There were, however, some interesting highlights in the study. Skin care products were the sole exception among all product categories and saw significant growth rebounds in the last part of 2014 and early this year.
“Changing shopping habits of consumers, the rapid expansion of online channels and pricing dynamics have put the brakes on FMCG company growth in China once again,” said Jason Yu, general manager of KantarWorldpanel China.
Among the 26 FMCG categories spanning the four largest consumer goods sectors — personal care, home care, beverages
Chinese and packaged food — volume, not price, is largely responsible for the slowdown.
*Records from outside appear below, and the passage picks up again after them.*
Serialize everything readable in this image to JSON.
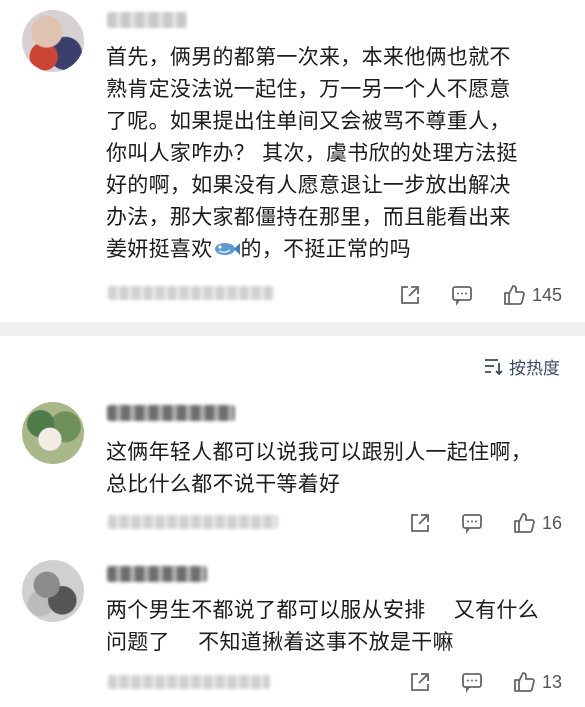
{
  "comments": [
    {
      "username": "██████",
      "text": "首先，俩男的都第一次来，本来他俩也就不\n熟肯定没法说一起住，万一另一个人不愿意\n了呢。如果提出住单间又会被骂不尊重人，\n你叫人家咋办？ 其次，虞书欣的处理方法挺\n好的啊，如果没有人愿意退让一步放出解决\n办法，那大家都僵持在那里，而且能看出来\n姜妍挺喜欢",
      "text_after_emoji": "的，不挺正常的吗",
      "emoji": "fish-emoji",
      "meta": "███████████",
      "likes": "145"
    },
    {
      "username": "███████",
      "text": "这俩年轻人都可以说我可以跟别人一起住啊，\n总比什么都不说干等着好",
      "meta": "████████████",
      "likes": "16"
    },
    {
      "username": "█████",
      "text": "两个男生不都说了都可以服从安排　 又有什么\n问题了　 不知道揪着这事不放是干嘛",
      "meta": "█████████",
      "likes": "13"
    }
  ],
  "sort": {
    "label": "按热度",
    "icon": "sort-icon"
  },
  "icons": {
    "share": "share-icon",
    "reply": "comment-icon",
    "like": "thumbs-up-icon"
  },
  "colors": {
    "accent": "#3b4a66",
    "divider": "#f0f0f0",
    "text": "#1c1c1c",
    "meta": "#999999"
  }
}
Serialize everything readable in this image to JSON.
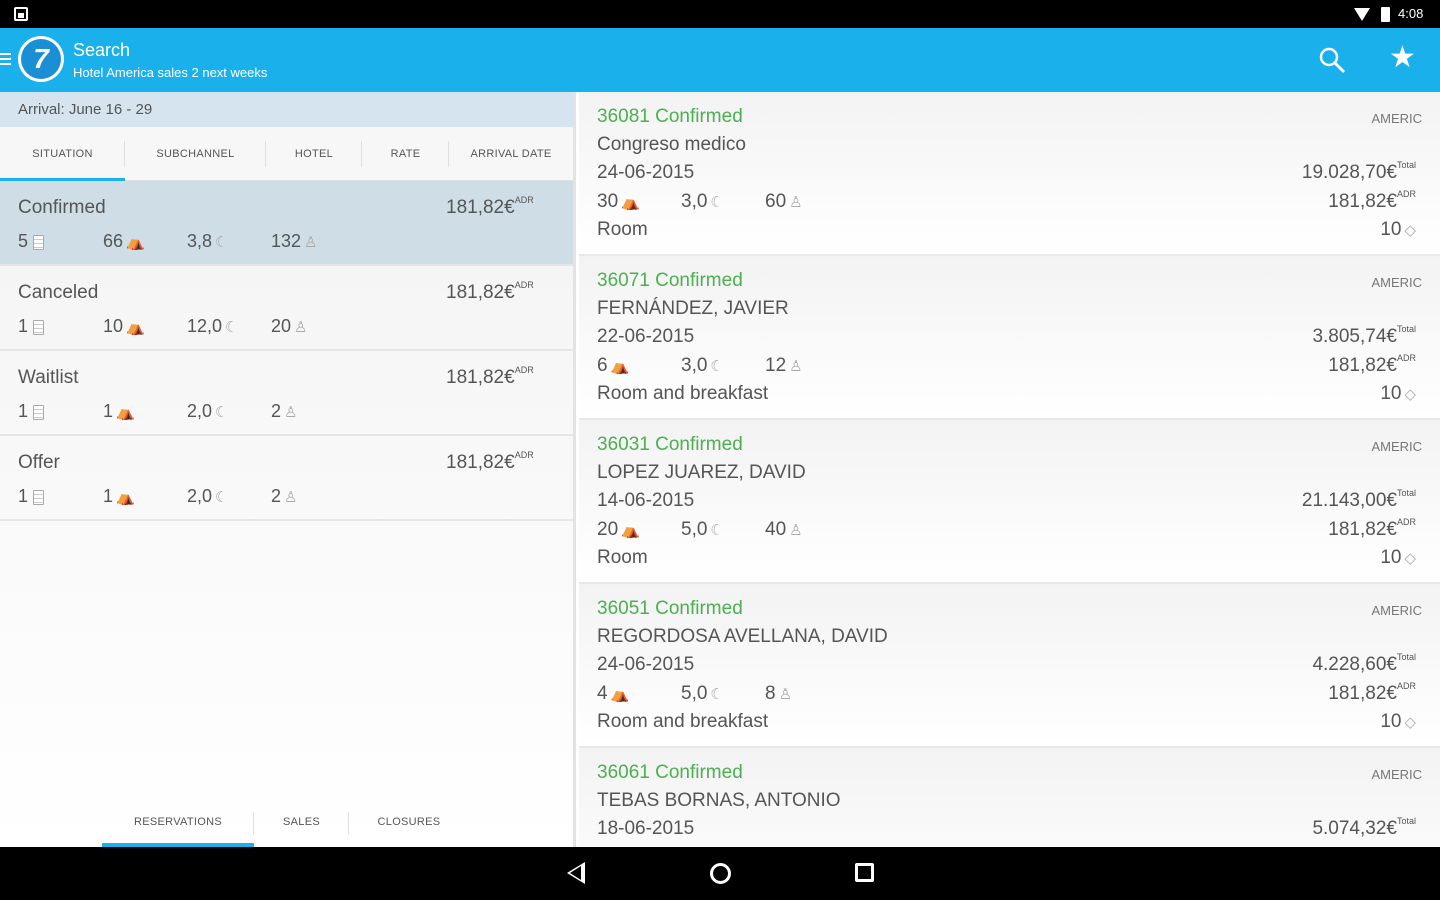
{
  "status_bar": {
    "time": "4:08"
  },
  "app_bar": {
    "title": "Search",
    "subtitle": "Hotel America sales 2 next weeks",
    "logo_text": "7",
    "brand_color": "#1ab0ec"
  },
  "left_panel": {
    "arrival_label": "Arrival: June 16 - 29",
    "tabs": [
      {
        "label": "SITUATION",
        "active": true
      },
      {
        "label": "SUBCHANNEL",
        "active": false
      },
      {
        "label": "HOTEL",
        "active": false
      },
      {
        "label": "RATE",
        "active": false
      },
      {
        "label": "ARRIVAL DATE",
        "active": false
      }
    ],
    "statuses": [
      {
        "name": "Confirmed",
        "adr": "181,82€",
        "adr_sup": "ADR",
        "count": "5",
        "guests": "66",
        "nights": "3,8",
        "people": "132",
        "selected": true
      },
      {
        "name": "Canceled",
        "adr": "181,82€",
        "adr_sup": "ADR",
        "count": "1",
        "guests": "10",
        "nights": "12,0",
        "people": "20",
        "selected": false
      },
      {
        "name": "Waitlist",
        "adr": "181,82€",
        "adr_sup": "ADR",
        "count": "1",
        "guests": "1",
        "nights": "2,0",
        "people": "2",
        "selected": false
      },
      {
        "name": "Offer",
        "adr": "181,82€",
        "adr_sup": "ADR",
        "count": "1",
        "guests": "1",
        "nights": "2,0",
        "people": "2",
        "selected": false
      }
    ],
    "bottom_tabs": [
      {
        "label": "RESERVATIONS",
        "active": true
      },
      {
        "label": "SALES",
        "active": false
      },
      {
        "label": "CLOSURES",
        "active": false
      }
    ]
  },
  "reservations": [
    {
      "id_label": "36081 Confirmed",
      "hotel": "AMERIC",
      "name": "Congreso medico",
      "date": "24-06-2015",
      "rooms": "30",
      "nights": "3,0",
      "people": "60",
      "board": "Room",
      "total": "19.028,70€",
      "total_sup": "Total",
      "adr": "181,82€",
      "adr_sup": "ADR",
      "tag": "10"
    },
    {
      "id_label": "36071 Confirmed",
      "hotel": "AMERIC",
      "name": "FERNÁNDEZ, JAVIER",
      "date": "22-06-2015",
      "rooms": "6",
      "nights": "3,0",
      "people": "12",
      "board": "Room and breakfast",
      "total": "3.805,74€",
      "total_sup": "Total",
      "adr": "181,82€",
      "adr_sup": "ADR",
      "tag": "10"
    },
    {
      "id_label": "36031 Confirmed",
      "hotel": "AMERIC",
      "name": "LOPEZ JUAREZ, DAVID",
      "date": "14-06-2015",
      "rooms": "20",
      "nights": "5,0",
      "people": "40",
      "board": "Room",
      "total": "21.143,00€",
      "total_sup": "Total",
      "adr": "181,82€",
      "adr_sup": "ADR",
      "tag": "10"
    },
    {
      "id_label": "36051 Confirmed",
      "hotel": "AMERIC",
      "name": "REGORDOSA AVELLANA, DAVID",
      "date": "24-06-2015",
      "rooms": "4",
      "nights": "5,0",
      "people": "8",
      "board": "Room and breakfast",
      "total": "4.228,60€",
      "total_sup": "Total",
      "adr": "181,82€",
      "adr_sup": "ADR",
      "tag": "10"
    },
    {
      "id_label": "36061 Confirmed",
      "hotel": "AMERIC",
      "name": "TEBAS BORNAS, ANTONIO",
      "date": "18-06-2015",
      "rooms": "",
      "nights": "",
      "people": "",
      "board": "",
      "total": "5.074,32€",
      "total_sup": "Total",
      "adr": "",
      "adr_sup": "",
      "tag": ""
    }
  ]
}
Growth in spending per household remains much lower than China’s disposable income growth rate, which is reflected in the total fast-moving consumer goods volume— which remained flat at about 0.1 percent in 2014 compared with 2013.
Retailers exhibited different patterns of growth with hypermarkets’ growth rate slowing from 7.9 percent in 2013 to 3.7 percent in 2014 due to declining traffic. Consumer demand at smaller format supermarkets, mini-marts and convenience stories remained relatively stable during the same period.
However, e-commerce continues to reign supreme in China, the largest digital retail market in the world. Online sales now represent 3.3 percent of all FMCG goods with sales growing by 34 percent last year. Chinese consumers are also rapidly making the leap to mobile retail.
In China’s lower-tier cities, the impact of the slowdown was minimal due to increasingly healthier sales growth— 8 percent compared with 2 percent in first- and secondtier cities — which accelerates Chinese FMCG companies gaining share over foreign competitors, said Yu.
Last year, on an aggregate basis, local brands gained share in 18 of the 26 categories in the Bain and KantarWorldpanel study and grew on average by 10 percent. They now account for approximately 70 percent of the market value of these 26 categories. Meanwhile, foreign brands, also on an aggregate basis, gained share in only eight categories and grewby a mere 3 percent.
Bruno Lannes, partner in Bain’s greaterChina consumer products practice and co-author of the report, said: “Consumer behavior and new market trends have led FMCG companies, both foreign and local, to take a hard look at their cost structures and operating models. Cost-savings and faster decision-making and execution will help attract more shoppers.”